Brideshead Revisited often seems to be a polarizing book. There are those who say it's Waugh's finest and those who say it's by far, his worst. Although I was disappointed not to learn more about Sebastian, for me, this book, because of its scope and structure, is quite definitely Waugh's masterpiece, though I'm certainly not blind to its shortcomings. The irony contained in the author's earlier books is still to be found, as is his extensive use of detail. This book, however, is more spacious, more sweeping, though it lacks the wit and abrasive quality of Waugh's earlier works.
Waugh's writing is, sometimes, at its best, and sometimes, not quite up to par. The worst of it is contained in the sections during which Ryder is describing his love for Julia:
...at sunset I took formal possession of her as her lover.... On the rough water...I was made free of her narrow loins.
Well, that's really not very good, but then I didn't expect it to be. The love between Ryder and Julia isn't nearly as believable as the friendship between Ryder and Sebastian. Perhaps Waugh, a convert to Catholicism, let his own feelings get in the way of his writing. Perhaps, as I strongly suspect, he never wanted us to believe in Ryder's and Julia's love in the first place. We do know Waugh intended the theme of the second half of the book to be focused on Julia's spiritual redemption. He's told us so. The trouble is, I personally found Julia to be a very annoying character. Had she simply disappeared from the book soon after her initial appearance, I would have been happy.
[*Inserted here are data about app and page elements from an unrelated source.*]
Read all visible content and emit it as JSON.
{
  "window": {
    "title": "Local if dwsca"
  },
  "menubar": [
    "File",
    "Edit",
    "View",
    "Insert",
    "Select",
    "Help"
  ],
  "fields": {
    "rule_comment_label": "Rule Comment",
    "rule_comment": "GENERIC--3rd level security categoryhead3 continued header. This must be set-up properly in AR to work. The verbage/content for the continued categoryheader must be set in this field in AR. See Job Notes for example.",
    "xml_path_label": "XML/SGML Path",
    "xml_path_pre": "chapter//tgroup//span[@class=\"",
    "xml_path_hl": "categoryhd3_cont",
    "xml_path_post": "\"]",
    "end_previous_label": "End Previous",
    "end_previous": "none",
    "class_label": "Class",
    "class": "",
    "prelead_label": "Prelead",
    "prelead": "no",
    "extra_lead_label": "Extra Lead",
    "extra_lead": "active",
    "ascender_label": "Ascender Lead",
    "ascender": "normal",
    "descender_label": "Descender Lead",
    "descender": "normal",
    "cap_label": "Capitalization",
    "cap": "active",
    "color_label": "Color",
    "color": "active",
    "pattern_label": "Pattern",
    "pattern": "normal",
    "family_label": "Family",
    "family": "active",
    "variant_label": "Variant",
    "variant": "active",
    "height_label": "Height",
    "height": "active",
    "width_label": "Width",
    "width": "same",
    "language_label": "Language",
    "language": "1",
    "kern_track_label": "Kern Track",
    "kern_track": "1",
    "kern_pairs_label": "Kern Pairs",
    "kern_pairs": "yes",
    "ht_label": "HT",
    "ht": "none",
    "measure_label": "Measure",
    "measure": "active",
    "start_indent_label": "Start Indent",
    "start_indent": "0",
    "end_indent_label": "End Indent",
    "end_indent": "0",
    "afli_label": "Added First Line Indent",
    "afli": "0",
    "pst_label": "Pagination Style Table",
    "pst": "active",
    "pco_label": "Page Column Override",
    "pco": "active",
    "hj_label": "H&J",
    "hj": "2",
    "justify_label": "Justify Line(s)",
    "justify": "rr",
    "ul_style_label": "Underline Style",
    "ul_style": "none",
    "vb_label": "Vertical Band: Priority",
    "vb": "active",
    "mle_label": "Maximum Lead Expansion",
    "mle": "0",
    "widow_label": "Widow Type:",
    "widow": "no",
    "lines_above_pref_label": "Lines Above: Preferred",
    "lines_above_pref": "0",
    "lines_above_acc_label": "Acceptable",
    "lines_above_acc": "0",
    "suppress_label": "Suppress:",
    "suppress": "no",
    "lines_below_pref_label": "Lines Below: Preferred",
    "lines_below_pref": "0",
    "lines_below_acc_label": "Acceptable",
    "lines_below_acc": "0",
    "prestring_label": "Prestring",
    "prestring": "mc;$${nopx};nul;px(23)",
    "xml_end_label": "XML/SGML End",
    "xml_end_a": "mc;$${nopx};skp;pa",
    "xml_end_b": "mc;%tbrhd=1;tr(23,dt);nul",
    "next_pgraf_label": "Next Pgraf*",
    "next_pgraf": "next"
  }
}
Whatever your feelings about Brideshead Revisited, the book certainly can't be dismissed, or even judged against, Waugh's corrosive satires of the Mayfair set. Whether you love it or hate it or feel something in between, Brideshead Revisited is definitely one of "the" defining books of England between the wars. It's a very intimate glimpse of a way of life that was rapidly passing away as a new one was being born. It's a story of physical decay and spiritual rebirth. As Ryder, himself says, while watching his troops being billeted at Brideshead:
It could not have been lit but for the builders and the tragedians, and there I found it this morning, burning anew among the old stones.
In middle age, Charles Ryder himself, a major player in the tragedy of the Flyte family, is burning anew, though not in the way he expected, among the ancient stones of Brideshead.
Recommended: Yes. It will either be your "favorite Waugh" or your least favorite. Let me know which!